Individual saccharide residues are termed monosaccharides.

Carbohydrate synthesis

Main article: Carbohydrate synthesis

Carbohydrate synthesis is a sub-field of organic chemistry concerned specifically with the generation of natural and unnatural carbohydrate structures. This can include the synthesis of monosaccharide residues or structures containing more than one monosaccharide, known as oligosaccharides.

Glycosidic bond formation

Protecting groups

Oligosaccharides

Main article: Oligosaccharide

Reactions of carbohydrates

Carbohydrates are reactants in many organic reactions. For example:

Functions of carbohydrates

Carbohydrates have four major functions within the body:
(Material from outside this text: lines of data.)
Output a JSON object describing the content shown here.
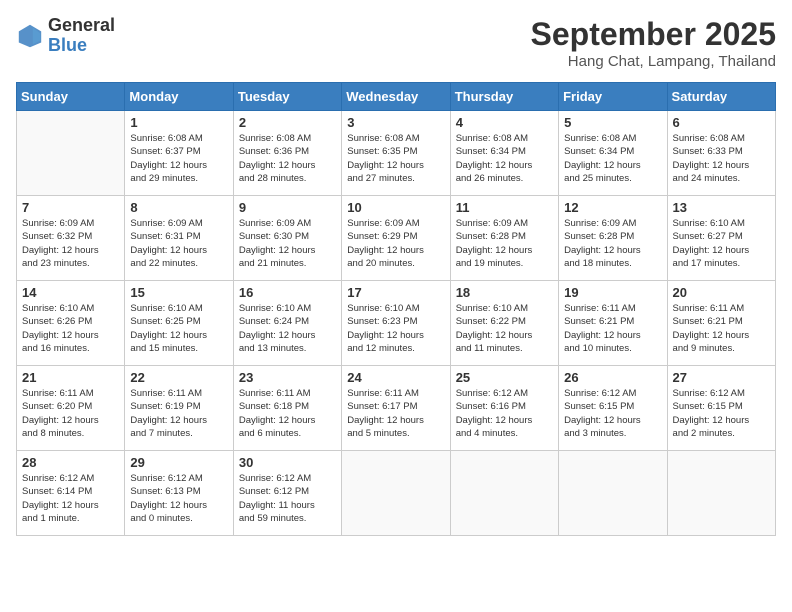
{
  "logo": {
    "general": "General",
    "blue": "Blue"
  },
  "header": {
    "month": "September 2025",
    "location": "Hang Chat, Lampang, Thailand"
  },
  "weekdays": [
    "Sunday",
    "Monday",
    "Tuesday",
    "Wednesday",
    "Thursday",
    "Friday",
    "Saturday"
  ],
  "weeks": [
    [
      {
        "day": "",
        "info": ""
      },
      {
        "day": "1",
        "info": "Sunrise: 6:08 AM\nSunset: 6:37 PM\nDaylight: 12 hours\nand 29 minutes."
      },
      {
        "day": "2",
        "info": "Sunrise: 6:08 AM\nSunset: 6:36 PM\nDaylight: 12 hours\nand 28 minutes."
      },
      {
        "day": "3",
        "info": "Sunrise: 6:08 AM\nSunset: 6:35 PM\nDaylight: 12 hours\nand 27 minutes."
      },
      {
        "day": "4",
        "info": "Sunrise: 6:08 AM\nSunset: 6:34 PM\nDaylight: 12 hours\nand 26 minutes."
      },
      {
        "day": "5",
        "info": "Sunrise: 6:08 AM\nSunset: 6:34 PM\nDaylight: 12 hours\nand 25 minutes."
      },
      {
        "day": "6",
        "info": "Sunrise: 6:08 AM\nSunset: 6:33 PM\nDaylight: 12 hours\nand 24 minutes."
      }
    ],
    [
      {
        "day": "7",
        "info": "Sunrise: 6:09 AM\nSunset: 6:32 PM\nDaylight: 12 hours\nand 23 minutes."
      },
      {
        "day": "8",
        "info": "Sunrise: 6:09 AM\nSunset: 6:31 PM\nDaylight: 12 hours\nand 22 minutes."
      },
      {
        "day": "9",
        "info": "Sunrise: 6:09 AM\nSunset: 6:30 PM\nDaylight: 12 hours\nand 21 minutes."
      },
      {
        "day": "10",
        "info": "Sunrise: 6:09 AM\nSunset: 6:29 PM\nDaylight: 12 hours\nand 20 minutes."
      },
      {
        "day": "11",
        "info": "Sunrise: 6:09 AM\nSunset: 6:28 PM\nDaylight: 12 hours\nand 19 minutes."
      },
      {
        "day": "12",
        "info": "Sunrise: 6:09 AM\nSunset: 6:28 PM\nDaylight: 12 hours\nand 18 minutes."
      },
      {
        "day": "13",
        "info": "Sunrise: 6:10 AM\nSunset: 6:27 PM\nDaylight: 12 hours\nand 17 minutes."
      }
    ],
    [
      {
        "day": "14",
        "info": "Sunrise: 6:10 AM\nSunset: 6:26 PM\nDaylight: 12 hours\nand 16 minutes."
      },
      {
        "day": "15",
        "info": "Sunrise: 6:10 AM\nSunset: 6:25 PM\nDaylight: 12 hours\nand 15 minutes."
      },
      {
        "day": "16",
        "info": "Sunrise: 6:10 AM\nSunset: 6:24 PM\nDaylight: 12 hours\nand 13 minutes."
      },
      {
        "day": "17",
        "info": "Sunrise: 6:10 AM\nSunset: 6:23 PM\nDaylight: 12 hours\nand 12 minutes."
      },
      {
        "day": "18",
        "info": "Sunrise: 6:10 AM\nSunset: 6:22 PM\nDaylight: 12 hours\nand 11 minutes."
      },
      {
        "day": "19",
        "info": "Sunrise: 6:11 AM\nSunset: 6:21 PM\nDaylight: 12 hours\nand 10 minutes."
      },
      {
        "day": "20",
        "info": "Sunrise: 6:11 AM\nSunset: 6:21 PM\nDaylight: 12 hours\nand 9 minutes."
      }
    ],
    [
      {
        "day": "21",
        "info": "Sunrise: 6:11 AM\nSunset: 6:20 PM\nDaylight: 12 hours\nand 8 minutes."
      },
      {
        "day": "22",
        "info": "Sunrise: 6:11 AM\nSunset: 6:19 PM\nDaylight: 12 hours\nand 7 minutes."
      },
      {
        "day": "23",
        "info": "Sunrise: 6:11 AM\nSunset: 6:18 PM\nDaylight: 12 hours\nand 6 minutes."
      },
      {
        "day": "24",
        "info": "Sunrise: 6:11 AM\nSunset: 6:17 PM\nDaylight: 12 hours\nand 5 minutes."
      },
      {
        "day": "25",
        "info": "Sunrise: 6:12 AM\nSunset: 6:16 PM\nDaylight: 12 hours\nand 4 minutes."
      },
      {
        "day": "26",
        "info": "Sunrise: 6:12 AM\nSunset: 6:15 PM\nDaylight: 12 hours\nand 3 minutes."
      },
      {
        "day": "27",
        "info": "Sunrise: 6:12 AM\nSunset: 6:15 PM\nDaylight: 12 hours\nand 2 minutes."
      }
    ],
    [
      {
        "day": "28",
        "info": "Sunrise: 6:12 AM\nSunset: 6:14 PM\nDaylight: 12 hours\nand 1 minute."
      },
      {
        "day": "29",
        "info": "Sunrise: 6:12 AM\nSunset: 6:13 PM\nDaylight: 12 hours\nand 0 minutes."
      },
      {
        "day": "30",
        "info": "Sunrise: 6:12 AM\nSunset: 6:12 PM\nDaylight: 11 hours\nand 59 minutes."
      },
      {
        "day": "",
        "info": ""
      },
      {
        "day": "",
        "info": ""
      },
      {
        "day": "",
        "info": ""
      },
      {
        "day": "",
        "info": ""
      }
    ]
  ]
}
  1. Energy supply, particularly for the brain in the form of glucose
  2. Avoiding the breakdown of amino acids for energy
  3. Avoiding ketosis from the breakdown of fatty acids
  4. Cellular and protein recognition


Energy supply, particularly for the brain in the form of glucose

Main articles: Carbohydrate catabolism and Glucose

Avoiding the breakdown of amino acids for energy

Main article: Amino acid catabolism

Avoiding ketosis from the breakdown of fatty acids

Main article: Ketosis

Cellular and protein recognition

Main articles: Glycoprotein, Major histocompatibility complex, ABO blood group system, and Antibody

Glycoprotein hormones may be removed by the liver from the bloodstream when the passage of time causes the breaking-off of carbohydrates from the glycoproteins.[citation needed]

See also

Carbohydrate structure

Carbohydrate function and biology

References